So here we are, almost two and one half centuries later, and we find ourselves constantly flirting with the notion that calling out “common sense” will solve controversial issues. In modern times, “common sense” has become associated with a basic ability shared by nearly all people to understand and judge whether something is true or false, right or wrong, and can therefore be expected of them without any need for debate. The expression is frequently used for rhetorical effect and appealed to as some sort of higher intelligence, or independent authority.
We flash it like a badge of honor when our own perceptions of reality seem threatened, or when we feel the need to justify our actions without breaking a sweat. We prefer calling it “common sense” instead of “our own sense”, perhaps because we don’t like to admit that we’re more comfortable in letting personal bias drive our decision-making, or because we’d rather skip the debate altogether.
But let’s revisit history for a brief moment. It is quite revealing that Paine’s original title for the pamphlet was Plain Truth, until a friend suggested Common Sense instead. This begs the question: whose ‘plain truth’? As it turns out, Paine’s masterpiece was anything but “common sense”. The brilliance of the pamphlet — and arguably the main reason why it had such lasting impact — lies in the fact that it was presented in such a way that it enabled everybody to actively participate in the discussion about independence. Akin to a magic trick that nobody could quite decipher, Paine created “common sense” by engaging the population at large. His pamphlet served as the platform.
In sum, while modern definition of “common sense” has morphed into the absence of debate, the success of Paine’s work was all about encouraging it!

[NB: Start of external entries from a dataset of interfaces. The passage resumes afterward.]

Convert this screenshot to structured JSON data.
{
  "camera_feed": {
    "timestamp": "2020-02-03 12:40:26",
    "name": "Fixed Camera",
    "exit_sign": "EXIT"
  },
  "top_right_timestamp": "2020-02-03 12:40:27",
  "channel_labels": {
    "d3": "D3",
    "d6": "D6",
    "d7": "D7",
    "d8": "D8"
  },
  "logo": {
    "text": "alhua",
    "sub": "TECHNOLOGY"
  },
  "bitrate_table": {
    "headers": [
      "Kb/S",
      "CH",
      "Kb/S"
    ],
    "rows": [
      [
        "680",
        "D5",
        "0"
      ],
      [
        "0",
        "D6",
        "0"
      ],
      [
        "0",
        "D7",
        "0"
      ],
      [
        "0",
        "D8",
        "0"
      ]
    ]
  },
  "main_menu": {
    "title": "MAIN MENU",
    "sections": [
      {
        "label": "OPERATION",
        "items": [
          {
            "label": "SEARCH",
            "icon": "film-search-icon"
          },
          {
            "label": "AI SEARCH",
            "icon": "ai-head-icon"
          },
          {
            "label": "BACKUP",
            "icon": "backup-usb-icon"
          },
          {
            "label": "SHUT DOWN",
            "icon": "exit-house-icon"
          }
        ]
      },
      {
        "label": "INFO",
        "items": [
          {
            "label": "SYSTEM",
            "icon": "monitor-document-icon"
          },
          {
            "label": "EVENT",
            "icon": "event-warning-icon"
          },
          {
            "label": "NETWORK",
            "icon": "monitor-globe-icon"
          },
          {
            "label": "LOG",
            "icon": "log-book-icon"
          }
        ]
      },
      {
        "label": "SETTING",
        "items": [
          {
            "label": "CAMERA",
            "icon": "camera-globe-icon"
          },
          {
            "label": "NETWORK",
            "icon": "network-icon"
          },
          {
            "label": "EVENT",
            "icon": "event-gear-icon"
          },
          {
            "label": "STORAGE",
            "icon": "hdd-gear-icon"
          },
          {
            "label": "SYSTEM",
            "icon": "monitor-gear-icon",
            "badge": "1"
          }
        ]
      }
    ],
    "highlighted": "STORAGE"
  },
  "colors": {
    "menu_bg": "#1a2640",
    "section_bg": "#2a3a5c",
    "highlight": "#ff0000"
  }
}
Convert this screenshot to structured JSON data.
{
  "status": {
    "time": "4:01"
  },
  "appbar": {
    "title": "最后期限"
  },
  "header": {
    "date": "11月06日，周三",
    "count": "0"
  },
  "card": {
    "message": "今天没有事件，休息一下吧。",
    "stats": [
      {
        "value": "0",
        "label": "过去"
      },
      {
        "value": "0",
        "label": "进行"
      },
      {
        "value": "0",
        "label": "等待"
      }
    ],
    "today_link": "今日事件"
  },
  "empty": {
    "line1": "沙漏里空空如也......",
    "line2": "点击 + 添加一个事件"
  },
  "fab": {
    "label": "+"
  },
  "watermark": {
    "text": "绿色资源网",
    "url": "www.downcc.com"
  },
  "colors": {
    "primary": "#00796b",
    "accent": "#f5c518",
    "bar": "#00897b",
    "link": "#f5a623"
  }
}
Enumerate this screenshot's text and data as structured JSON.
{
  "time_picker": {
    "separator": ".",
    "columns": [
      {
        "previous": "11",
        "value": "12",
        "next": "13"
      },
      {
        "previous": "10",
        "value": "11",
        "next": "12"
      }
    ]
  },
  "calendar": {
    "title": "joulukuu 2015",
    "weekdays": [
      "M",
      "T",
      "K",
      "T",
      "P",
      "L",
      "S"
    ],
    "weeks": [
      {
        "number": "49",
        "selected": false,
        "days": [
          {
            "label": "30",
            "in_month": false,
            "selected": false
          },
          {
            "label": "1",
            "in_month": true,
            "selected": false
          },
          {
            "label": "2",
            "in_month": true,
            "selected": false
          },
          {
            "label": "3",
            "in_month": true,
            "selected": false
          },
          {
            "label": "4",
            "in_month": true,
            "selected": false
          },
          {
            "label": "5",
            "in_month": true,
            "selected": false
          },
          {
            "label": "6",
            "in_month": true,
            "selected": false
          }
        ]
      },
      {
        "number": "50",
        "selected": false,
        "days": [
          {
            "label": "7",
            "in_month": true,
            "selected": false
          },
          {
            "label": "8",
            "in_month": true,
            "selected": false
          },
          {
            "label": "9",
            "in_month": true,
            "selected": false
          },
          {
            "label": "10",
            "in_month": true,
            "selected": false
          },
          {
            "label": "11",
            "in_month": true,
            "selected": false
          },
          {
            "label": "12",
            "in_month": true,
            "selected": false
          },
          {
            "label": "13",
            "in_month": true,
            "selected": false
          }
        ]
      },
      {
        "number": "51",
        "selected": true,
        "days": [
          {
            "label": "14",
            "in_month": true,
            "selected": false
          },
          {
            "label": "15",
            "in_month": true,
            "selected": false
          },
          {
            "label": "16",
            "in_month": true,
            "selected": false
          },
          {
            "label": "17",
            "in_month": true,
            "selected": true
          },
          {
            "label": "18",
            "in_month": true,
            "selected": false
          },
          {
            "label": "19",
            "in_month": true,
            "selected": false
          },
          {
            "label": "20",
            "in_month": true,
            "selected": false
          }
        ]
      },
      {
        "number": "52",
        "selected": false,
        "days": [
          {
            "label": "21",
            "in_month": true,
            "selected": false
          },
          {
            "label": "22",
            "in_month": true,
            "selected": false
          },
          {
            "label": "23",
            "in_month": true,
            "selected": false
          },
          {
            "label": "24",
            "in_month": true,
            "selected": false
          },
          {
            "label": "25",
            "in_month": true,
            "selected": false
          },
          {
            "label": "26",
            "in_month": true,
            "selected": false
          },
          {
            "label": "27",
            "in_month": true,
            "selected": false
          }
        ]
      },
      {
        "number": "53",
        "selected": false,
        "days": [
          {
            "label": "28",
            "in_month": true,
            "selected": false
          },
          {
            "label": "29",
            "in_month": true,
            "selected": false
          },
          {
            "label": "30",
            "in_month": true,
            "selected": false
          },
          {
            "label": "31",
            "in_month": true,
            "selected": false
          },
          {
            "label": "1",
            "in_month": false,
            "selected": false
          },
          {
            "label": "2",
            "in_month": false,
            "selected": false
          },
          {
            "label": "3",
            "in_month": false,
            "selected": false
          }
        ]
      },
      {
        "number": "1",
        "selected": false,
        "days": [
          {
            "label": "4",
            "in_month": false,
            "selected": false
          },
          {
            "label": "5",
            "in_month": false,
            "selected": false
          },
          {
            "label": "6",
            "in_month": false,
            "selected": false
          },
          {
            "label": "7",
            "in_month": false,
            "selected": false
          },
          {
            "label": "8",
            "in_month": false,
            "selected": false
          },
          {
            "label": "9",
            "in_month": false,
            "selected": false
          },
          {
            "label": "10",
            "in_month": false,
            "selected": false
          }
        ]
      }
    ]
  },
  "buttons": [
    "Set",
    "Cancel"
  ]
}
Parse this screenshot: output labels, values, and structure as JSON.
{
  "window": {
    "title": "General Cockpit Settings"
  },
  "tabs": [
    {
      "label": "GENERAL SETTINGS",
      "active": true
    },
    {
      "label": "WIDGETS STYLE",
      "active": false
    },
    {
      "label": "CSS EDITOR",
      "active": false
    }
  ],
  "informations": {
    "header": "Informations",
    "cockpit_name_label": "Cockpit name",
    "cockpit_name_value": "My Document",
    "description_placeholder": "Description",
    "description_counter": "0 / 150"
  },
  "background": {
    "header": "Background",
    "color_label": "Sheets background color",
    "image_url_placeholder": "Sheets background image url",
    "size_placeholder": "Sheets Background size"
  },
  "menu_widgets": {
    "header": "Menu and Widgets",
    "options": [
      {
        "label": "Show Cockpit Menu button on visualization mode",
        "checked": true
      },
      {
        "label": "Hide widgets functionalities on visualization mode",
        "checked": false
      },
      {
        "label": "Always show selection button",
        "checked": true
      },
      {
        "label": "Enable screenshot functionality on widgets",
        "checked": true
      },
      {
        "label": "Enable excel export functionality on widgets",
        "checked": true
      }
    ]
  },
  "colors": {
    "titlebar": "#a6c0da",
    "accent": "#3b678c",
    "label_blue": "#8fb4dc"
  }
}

Since Aristotle, the meaning of “common sense” has suffered many mutations, becoming oftentimes a lazy reflex that limits possibilities for in-depth conversation. The 21st century is unfolding with a growing list of critical global issues that affect us all. In such a complex environment, general assumptions about what makes sense or not are dangerously counter-productive. It is time to shift our attention towards finding common ground. This shift in mindset creates space for dialogue and the exchange of ideas, and must be sought out as fertile territory for creativity and innovation.
As Dr. Daniel Coleman said, “understanding diverse perspectives allows collaborative solutions to rise from chaos”.
The challenge for many leaders today is that conversation requires, first of all, the willingness and capacity to listen. But the more we continue to overload our attention spans with distractions and interruptions, the harder it is to develop and cultivate this vital skill. The other key factor is the ability to ask questions. It is thru thoughtful questions that we can truly challenge and learn from each other. But our impatience and compulsive obsession with quick answers seem to be only accelerating, thanks to a communications industry that measures the success of devices by how much time users spend on them. We are constantly allowing quality and effectiveness to be overshadowed by quantity and efficiency. Prof. Sherry Turkle offers some sound advice in her wonderful essay “Stop Googling. Let’s Talk”: “To reclaim conversation for yourself, your friendships and society, push back against viewing the world as one giant app.”
Deep inside, we all share a yearning to make sense of the world. It is human nature. We are curious and inquisitive beings, and we should remind each other about this every once in a while. It should be a good enough reason to get closer together and hear each other out.
Although “common sense” works wonders as a shield from our own vulnerabilities, seeking common ground is a much more promising idea, one that puts our motivations to the test. We should question everything, especially our own assumptions. Real dialogue helps advance humanity. And the more we focus on being human and less on being right, the better sense we’ll be able to make of the world.
It’s a no-brainer.